---------- The data ----------
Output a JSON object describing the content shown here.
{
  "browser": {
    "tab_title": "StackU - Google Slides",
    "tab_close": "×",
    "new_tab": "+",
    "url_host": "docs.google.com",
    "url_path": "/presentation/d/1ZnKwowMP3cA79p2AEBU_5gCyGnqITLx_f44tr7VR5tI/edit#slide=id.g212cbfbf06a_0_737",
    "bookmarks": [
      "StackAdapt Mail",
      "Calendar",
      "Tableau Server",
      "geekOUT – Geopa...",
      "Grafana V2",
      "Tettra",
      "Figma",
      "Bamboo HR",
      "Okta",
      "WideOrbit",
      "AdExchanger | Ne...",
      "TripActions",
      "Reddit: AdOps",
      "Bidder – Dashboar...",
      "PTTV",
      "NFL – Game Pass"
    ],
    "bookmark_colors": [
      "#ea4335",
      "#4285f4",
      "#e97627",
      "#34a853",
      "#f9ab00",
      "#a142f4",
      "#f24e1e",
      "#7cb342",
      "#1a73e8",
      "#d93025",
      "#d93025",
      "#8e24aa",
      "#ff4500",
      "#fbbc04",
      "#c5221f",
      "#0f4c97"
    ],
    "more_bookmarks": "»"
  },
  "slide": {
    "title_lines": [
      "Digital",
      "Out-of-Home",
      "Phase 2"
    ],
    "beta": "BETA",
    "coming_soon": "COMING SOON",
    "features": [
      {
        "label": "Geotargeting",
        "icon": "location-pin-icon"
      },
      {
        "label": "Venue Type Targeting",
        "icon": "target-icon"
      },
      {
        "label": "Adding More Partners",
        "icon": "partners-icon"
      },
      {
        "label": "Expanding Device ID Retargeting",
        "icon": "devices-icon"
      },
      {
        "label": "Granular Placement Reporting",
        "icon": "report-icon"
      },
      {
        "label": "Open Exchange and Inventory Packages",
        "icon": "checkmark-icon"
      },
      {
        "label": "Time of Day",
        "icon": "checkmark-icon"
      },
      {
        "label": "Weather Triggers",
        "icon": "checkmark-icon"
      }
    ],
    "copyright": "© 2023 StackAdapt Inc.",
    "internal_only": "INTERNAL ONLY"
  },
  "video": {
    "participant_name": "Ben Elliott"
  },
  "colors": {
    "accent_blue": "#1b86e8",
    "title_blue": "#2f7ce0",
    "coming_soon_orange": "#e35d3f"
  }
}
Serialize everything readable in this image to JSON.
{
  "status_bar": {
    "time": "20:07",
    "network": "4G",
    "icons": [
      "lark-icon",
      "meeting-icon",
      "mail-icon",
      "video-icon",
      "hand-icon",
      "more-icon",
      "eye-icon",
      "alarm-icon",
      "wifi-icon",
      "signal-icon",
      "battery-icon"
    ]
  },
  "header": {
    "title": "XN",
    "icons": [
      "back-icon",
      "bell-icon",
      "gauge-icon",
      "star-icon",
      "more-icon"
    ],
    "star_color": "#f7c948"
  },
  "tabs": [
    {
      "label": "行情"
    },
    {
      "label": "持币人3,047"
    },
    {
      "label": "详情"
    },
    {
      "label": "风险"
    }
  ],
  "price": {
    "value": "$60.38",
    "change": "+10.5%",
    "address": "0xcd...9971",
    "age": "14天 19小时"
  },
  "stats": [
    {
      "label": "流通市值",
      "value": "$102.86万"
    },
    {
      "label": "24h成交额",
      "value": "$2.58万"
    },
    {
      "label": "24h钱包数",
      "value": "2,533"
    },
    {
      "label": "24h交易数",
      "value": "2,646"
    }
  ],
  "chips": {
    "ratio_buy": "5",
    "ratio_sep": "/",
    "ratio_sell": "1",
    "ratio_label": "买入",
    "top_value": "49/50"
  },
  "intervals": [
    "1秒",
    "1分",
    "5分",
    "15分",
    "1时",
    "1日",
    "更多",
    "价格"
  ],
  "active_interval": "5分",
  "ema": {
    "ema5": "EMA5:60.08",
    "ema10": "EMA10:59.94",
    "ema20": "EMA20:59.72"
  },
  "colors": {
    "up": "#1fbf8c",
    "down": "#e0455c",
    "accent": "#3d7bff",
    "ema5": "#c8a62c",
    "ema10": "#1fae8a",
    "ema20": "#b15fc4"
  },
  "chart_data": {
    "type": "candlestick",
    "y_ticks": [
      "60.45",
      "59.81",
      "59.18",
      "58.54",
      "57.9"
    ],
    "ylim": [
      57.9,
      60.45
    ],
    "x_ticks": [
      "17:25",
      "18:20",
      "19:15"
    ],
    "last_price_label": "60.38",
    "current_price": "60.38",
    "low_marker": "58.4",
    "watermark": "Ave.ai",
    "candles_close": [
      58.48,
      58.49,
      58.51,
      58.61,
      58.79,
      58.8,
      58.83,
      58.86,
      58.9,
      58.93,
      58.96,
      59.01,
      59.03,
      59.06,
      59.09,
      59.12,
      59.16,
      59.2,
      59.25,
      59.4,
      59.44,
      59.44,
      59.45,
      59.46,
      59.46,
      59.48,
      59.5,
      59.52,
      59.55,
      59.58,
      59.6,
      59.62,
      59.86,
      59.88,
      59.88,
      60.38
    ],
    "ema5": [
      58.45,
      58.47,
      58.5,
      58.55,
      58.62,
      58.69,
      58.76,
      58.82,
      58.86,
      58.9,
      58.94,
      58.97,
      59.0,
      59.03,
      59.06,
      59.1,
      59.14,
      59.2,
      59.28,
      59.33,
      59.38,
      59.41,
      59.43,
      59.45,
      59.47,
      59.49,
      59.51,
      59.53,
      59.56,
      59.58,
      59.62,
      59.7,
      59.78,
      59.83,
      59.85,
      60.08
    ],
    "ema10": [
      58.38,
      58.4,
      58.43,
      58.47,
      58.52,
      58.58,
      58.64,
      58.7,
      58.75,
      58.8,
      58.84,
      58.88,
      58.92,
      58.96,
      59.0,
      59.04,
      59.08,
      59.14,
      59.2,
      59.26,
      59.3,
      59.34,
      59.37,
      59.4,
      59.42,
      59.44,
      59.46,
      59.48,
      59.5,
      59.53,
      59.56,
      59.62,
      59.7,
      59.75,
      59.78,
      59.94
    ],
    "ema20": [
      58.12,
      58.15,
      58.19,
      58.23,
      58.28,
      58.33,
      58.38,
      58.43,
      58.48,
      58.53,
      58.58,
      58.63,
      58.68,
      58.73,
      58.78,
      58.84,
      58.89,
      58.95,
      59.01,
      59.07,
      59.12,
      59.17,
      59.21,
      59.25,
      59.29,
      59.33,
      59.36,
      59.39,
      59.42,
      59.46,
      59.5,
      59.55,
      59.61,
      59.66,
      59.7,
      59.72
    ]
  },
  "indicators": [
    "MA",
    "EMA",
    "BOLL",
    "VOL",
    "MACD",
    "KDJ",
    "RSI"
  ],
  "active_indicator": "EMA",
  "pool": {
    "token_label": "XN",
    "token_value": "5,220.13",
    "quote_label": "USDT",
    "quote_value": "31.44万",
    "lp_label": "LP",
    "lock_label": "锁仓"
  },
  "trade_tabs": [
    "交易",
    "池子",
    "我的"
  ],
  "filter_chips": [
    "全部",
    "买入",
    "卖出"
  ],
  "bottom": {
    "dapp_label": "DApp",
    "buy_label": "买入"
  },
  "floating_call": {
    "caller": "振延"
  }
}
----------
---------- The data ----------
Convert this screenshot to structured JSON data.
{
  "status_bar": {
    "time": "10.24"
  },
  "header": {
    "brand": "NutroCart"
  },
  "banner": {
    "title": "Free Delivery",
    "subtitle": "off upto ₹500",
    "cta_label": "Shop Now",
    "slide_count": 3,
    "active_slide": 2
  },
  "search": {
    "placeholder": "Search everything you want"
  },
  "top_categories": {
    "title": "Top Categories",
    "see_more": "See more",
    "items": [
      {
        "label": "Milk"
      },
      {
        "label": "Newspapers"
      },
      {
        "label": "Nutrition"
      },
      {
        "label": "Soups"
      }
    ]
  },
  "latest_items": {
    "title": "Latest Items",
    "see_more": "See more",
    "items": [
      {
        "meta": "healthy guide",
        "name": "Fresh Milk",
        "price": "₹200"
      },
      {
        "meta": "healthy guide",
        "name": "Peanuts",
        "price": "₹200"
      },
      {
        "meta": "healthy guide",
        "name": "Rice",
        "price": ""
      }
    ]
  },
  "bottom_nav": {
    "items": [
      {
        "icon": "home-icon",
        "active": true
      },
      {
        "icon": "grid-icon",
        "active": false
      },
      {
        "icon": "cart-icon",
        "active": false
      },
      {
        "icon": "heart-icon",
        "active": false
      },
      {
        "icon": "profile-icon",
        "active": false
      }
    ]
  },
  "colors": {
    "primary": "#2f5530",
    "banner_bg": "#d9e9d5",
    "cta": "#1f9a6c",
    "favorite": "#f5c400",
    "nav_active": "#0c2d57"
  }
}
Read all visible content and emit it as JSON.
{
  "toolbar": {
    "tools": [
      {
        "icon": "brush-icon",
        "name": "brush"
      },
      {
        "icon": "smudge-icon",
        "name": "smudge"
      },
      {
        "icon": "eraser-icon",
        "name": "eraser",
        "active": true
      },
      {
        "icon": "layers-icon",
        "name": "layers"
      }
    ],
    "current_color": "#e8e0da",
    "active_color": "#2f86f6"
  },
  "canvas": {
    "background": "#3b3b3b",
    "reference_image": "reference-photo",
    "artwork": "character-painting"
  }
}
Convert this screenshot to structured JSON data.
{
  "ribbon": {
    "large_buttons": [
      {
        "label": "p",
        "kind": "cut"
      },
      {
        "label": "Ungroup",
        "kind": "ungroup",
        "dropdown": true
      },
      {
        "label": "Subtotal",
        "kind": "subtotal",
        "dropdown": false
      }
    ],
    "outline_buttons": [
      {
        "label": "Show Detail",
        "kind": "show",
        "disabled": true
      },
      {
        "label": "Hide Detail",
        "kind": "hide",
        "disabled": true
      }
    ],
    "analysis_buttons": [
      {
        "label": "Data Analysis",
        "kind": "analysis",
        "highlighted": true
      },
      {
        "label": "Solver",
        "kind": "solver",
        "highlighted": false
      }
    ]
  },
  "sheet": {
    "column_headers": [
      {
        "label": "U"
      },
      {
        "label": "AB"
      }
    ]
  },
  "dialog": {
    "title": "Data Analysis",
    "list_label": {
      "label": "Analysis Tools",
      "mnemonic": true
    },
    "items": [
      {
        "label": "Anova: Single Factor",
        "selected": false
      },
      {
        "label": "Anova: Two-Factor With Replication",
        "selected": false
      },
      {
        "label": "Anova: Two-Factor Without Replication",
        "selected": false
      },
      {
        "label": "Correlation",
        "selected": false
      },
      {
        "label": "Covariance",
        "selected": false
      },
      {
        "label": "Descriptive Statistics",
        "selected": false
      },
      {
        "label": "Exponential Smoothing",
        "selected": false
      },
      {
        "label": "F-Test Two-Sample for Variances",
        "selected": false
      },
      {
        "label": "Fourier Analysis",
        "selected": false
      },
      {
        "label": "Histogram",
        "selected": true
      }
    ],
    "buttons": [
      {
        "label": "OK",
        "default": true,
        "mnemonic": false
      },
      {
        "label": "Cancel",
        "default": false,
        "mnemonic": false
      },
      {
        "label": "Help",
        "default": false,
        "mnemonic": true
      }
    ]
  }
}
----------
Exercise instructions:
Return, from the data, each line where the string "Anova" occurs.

Written answer:
        "label": "Anova: Single Factor",
        "label": "Anova: Two-Factor With Replication",
        "label": "Anova: Two-Factor Without Replication",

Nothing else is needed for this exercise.